Work to complete: Below is a block of records; reproduce all of them exactly and leave out any pictures.
________________________________________
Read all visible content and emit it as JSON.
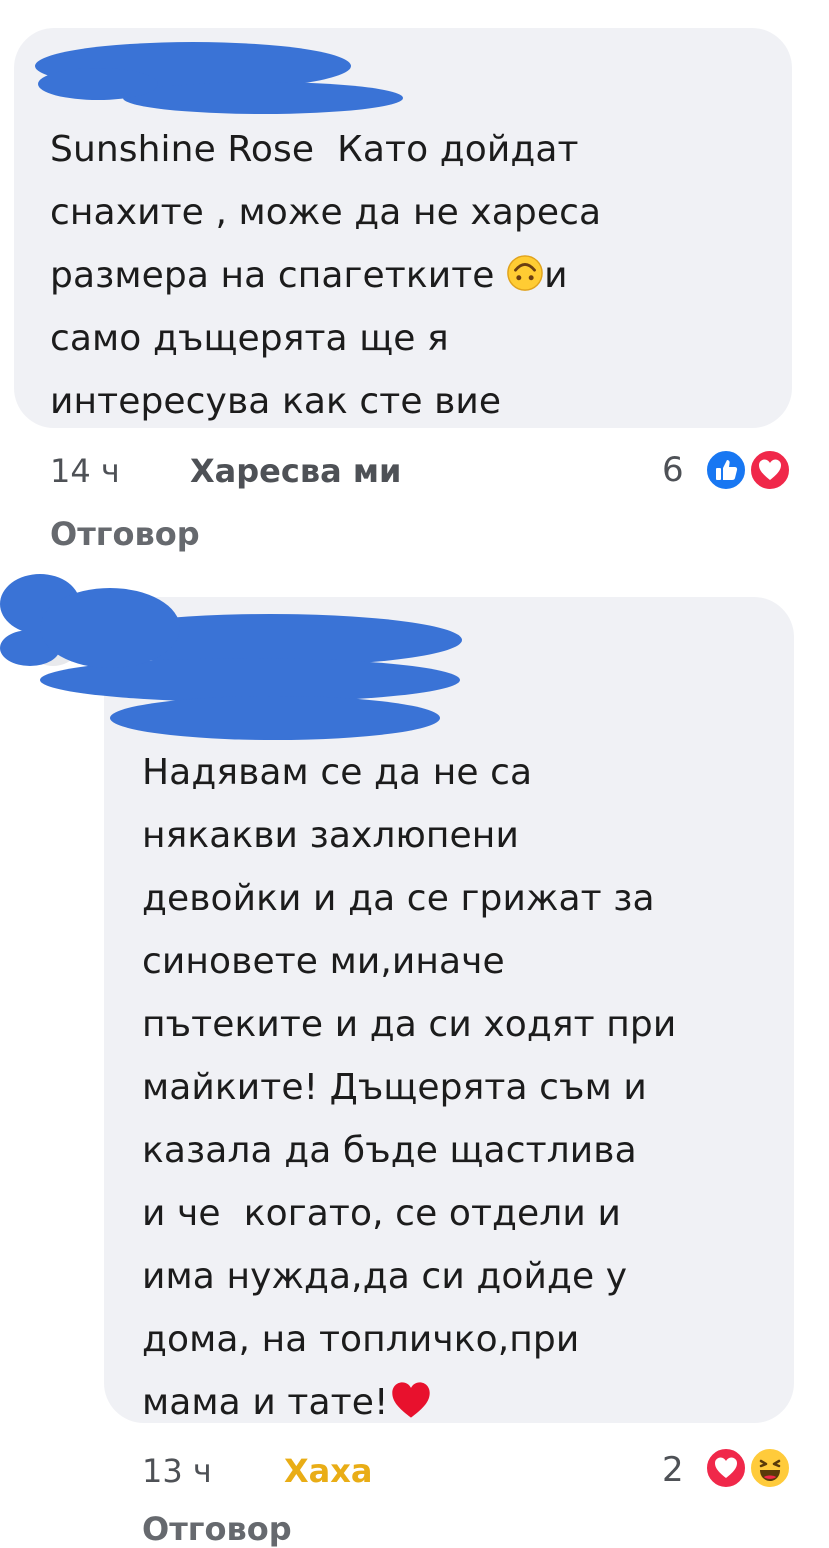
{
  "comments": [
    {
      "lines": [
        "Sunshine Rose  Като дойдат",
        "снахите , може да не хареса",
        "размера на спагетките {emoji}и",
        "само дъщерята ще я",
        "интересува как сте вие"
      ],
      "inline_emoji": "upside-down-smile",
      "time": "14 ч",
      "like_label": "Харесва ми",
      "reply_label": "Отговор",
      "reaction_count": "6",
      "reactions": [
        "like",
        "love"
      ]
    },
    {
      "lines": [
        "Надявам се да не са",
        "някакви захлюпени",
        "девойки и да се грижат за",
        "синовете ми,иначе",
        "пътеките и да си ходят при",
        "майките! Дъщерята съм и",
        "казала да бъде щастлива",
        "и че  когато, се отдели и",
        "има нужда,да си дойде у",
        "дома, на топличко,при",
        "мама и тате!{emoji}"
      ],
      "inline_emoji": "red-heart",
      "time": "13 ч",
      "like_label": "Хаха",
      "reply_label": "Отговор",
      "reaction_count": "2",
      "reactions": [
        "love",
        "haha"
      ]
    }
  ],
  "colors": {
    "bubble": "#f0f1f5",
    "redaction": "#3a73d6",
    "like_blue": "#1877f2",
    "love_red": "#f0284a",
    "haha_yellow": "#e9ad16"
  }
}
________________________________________
Task result:
Read all visible content and emit it as JSON.
{
  "comments": [
    {
      "lines": [
        "Sunshine Rose  Като дойдат",
        "снахите , може да не хареса",
        "размера на спагетките {emoji}и",
        "само дъщерята ще я",
        "интересува как сте вие"
      ],
      "inline_emoji": "upside-down-smile",
      "time": "14 ч",
      "like_label": "Харесва ми",
      "reply_label": "Отговор",
      "reaction_count": "6",
      "reactions": [
        "like",
        "love"
      ]
    },
    {
      "lines": [
        "Надявам се да не са",
        "някакви захлюпени",
        "девойки и да се грижат за",
        "синовете ми,иначе",
        "пътеките и да си ходят при",
        "майките! Дъщерята съм и",
        "казала да бъде щастлива",
        "и че  когато, се отдели и",
        "има нужда,да си дойде у",
        "дома, на топличко,при",
        "мама и тате!{emoji}"
      ],
      "inline_emoji": "red-heart",
      "time": "13 ч",
      "like_label": "Хаха",
      "reply_label": "Отговор",
      "reaction_count": "2",
      "reactions": [
        "love",
        "haha"
      ]
    }
  ],
  "colors": {
    "bubble": "#f0f1f5",
    "redaction": "#3a73d6",
    "like_blue": "#1877f2",
    "love_red": "#f0284a",
    "haha_yellow": "#e9ad16"
  }
}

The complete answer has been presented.